Give only the number of lines in these records that contain the word "arrow".
⟨
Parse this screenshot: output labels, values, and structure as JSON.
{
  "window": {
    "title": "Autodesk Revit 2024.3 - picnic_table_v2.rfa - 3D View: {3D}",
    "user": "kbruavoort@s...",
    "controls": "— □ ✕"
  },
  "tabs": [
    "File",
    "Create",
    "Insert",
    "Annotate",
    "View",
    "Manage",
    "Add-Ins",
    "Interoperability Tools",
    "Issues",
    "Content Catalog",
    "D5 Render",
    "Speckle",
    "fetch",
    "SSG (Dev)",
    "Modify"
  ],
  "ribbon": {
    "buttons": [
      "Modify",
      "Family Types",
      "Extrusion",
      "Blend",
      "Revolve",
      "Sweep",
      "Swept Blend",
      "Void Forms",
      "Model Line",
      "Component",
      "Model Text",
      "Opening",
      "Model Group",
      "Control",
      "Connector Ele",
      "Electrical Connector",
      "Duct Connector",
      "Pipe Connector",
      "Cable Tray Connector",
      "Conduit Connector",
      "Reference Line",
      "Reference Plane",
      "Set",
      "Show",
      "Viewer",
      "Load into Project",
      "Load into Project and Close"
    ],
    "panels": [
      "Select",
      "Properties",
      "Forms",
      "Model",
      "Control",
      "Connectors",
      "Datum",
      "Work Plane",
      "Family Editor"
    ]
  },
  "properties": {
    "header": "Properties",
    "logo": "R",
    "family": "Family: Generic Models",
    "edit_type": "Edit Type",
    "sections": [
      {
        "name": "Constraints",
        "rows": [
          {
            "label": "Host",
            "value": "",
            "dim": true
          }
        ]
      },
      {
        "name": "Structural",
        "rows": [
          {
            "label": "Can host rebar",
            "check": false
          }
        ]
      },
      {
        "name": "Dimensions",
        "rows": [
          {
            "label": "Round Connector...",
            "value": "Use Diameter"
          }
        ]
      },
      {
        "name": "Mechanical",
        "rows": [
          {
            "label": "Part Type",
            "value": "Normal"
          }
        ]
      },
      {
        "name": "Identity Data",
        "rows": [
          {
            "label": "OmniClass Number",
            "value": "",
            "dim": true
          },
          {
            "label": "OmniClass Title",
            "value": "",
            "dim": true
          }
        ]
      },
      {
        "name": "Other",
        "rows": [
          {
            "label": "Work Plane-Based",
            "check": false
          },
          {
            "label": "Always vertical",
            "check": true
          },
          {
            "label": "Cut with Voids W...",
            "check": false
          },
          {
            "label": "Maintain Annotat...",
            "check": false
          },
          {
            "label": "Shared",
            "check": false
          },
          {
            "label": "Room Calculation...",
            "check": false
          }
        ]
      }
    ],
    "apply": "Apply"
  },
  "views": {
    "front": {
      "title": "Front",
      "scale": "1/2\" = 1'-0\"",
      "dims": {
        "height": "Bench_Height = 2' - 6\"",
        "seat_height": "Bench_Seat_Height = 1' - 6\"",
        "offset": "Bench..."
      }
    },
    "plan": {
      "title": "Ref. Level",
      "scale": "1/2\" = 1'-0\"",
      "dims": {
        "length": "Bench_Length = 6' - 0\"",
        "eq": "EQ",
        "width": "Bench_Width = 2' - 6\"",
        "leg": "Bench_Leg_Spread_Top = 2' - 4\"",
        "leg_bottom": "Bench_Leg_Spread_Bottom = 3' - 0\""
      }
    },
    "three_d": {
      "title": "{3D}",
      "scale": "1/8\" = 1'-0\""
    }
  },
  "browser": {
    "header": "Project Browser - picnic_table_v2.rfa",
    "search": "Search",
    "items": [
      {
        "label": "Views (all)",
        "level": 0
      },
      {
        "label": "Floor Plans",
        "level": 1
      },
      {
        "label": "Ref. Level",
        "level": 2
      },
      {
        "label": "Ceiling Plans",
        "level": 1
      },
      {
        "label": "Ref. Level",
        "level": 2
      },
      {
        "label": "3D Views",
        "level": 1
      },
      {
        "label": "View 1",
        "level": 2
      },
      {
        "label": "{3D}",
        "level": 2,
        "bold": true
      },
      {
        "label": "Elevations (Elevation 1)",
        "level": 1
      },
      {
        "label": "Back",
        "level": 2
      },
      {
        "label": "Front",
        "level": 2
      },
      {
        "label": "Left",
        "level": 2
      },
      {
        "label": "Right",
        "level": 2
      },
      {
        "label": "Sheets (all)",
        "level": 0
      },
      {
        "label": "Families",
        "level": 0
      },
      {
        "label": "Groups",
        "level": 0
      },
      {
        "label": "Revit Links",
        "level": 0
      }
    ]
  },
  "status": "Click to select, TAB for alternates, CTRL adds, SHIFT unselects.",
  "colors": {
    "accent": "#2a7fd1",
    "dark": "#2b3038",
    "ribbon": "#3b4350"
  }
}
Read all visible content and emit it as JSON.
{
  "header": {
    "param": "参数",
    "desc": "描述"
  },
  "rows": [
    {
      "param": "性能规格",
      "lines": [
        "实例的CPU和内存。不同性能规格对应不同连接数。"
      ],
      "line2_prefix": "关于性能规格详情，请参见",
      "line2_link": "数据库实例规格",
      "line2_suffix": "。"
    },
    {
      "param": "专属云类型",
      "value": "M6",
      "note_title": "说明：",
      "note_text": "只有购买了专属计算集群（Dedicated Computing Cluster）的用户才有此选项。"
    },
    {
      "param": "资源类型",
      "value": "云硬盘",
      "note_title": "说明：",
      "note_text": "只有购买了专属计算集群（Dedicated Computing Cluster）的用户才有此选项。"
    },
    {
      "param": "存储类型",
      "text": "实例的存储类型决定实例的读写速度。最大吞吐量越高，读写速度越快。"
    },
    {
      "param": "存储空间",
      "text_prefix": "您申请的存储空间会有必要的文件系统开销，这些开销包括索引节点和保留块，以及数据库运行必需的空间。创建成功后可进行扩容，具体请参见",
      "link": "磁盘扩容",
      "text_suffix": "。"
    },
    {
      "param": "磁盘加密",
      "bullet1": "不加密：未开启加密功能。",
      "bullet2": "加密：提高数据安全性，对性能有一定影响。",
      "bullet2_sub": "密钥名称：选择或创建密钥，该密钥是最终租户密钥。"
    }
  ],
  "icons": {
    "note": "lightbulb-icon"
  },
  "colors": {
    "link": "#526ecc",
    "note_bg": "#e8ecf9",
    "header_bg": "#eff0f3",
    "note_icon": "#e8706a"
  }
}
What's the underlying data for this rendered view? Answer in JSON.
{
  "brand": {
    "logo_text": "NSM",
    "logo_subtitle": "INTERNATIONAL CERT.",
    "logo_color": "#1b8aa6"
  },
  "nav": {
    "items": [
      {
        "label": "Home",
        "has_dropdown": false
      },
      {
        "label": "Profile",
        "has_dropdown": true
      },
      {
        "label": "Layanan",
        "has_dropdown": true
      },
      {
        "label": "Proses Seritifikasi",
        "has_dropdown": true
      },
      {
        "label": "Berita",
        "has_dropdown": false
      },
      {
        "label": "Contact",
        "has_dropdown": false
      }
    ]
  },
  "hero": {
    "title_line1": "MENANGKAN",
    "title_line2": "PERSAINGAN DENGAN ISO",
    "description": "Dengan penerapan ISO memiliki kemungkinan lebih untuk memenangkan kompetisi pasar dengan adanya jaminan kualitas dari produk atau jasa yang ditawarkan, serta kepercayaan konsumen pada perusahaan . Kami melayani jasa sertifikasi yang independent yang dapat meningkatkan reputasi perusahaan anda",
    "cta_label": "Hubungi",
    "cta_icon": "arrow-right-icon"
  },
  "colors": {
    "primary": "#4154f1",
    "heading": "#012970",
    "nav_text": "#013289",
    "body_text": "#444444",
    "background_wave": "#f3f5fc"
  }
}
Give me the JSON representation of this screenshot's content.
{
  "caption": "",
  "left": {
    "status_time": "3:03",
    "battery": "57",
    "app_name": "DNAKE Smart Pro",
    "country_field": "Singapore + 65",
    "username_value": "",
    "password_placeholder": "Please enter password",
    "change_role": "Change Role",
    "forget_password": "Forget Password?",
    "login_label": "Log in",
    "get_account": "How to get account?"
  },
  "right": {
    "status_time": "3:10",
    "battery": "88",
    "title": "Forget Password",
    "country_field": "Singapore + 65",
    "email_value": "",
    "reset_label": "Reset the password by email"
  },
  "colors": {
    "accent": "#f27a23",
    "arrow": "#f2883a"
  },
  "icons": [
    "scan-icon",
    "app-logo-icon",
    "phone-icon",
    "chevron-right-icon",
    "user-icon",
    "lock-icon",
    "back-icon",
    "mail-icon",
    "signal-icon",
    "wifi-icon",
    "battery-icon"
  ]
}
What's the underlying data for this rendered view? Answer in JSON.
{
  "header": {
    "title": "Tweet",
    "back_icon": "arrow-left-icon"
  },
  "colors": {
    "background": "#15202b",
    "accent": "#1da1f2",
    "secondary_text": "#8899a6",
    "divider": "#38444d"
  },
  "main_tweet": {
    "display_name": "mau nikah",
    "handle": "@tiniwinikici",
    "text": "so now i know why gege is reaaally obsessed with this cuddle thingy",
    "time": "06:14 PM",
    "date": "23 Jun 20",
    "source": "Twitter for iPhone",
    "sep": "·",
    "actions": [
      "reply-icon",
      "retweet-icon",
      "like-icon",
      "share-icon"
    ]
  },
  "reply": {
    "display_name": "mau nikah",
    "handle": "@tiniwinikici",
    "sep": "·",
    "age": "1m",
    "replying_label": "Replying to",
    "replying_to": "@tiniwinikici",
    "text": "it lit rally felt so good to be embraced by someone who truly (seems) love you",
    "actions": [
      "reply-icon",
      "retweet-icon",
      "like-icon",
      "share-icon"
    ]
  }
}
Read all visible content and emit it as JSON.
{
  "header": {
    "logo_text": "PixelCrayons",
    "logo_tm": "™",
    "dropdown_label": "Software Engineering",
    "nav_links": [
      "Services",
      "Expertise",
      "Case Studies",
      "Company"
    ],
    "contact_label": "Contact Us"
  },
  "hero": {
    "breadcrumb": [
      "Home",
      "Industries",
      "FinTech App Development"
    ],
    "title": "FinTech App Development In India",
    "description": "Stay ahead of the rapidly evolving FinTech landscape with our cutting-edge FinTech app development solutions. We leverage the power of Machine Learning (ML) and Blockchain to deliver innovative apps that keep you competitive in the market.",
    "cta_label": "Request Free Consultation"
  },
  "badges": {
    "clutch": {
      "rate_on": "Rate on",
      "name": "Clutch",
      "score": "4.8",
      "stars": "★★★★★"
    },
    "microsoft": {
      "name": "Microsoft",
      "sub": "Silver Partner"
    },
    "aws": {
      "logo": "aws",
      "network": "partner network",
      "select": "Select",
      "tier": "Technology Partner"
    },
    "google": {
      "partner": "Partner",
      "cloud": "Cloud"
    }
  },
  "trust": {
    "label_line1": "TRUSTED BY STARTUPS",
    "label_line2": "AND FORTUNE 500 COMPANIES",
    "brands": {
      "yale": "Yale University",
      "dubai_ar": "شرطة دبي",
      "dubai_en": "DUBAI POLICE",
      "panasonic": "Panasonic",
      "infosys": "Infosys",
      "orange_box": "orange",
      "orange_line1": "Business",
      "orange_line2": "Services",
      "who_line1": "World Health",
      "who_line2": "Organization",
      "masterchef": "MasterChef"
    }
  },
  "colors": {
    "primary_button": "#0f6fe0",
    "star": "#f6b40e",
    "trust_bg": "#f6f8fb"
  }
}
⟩
— REPLY —
3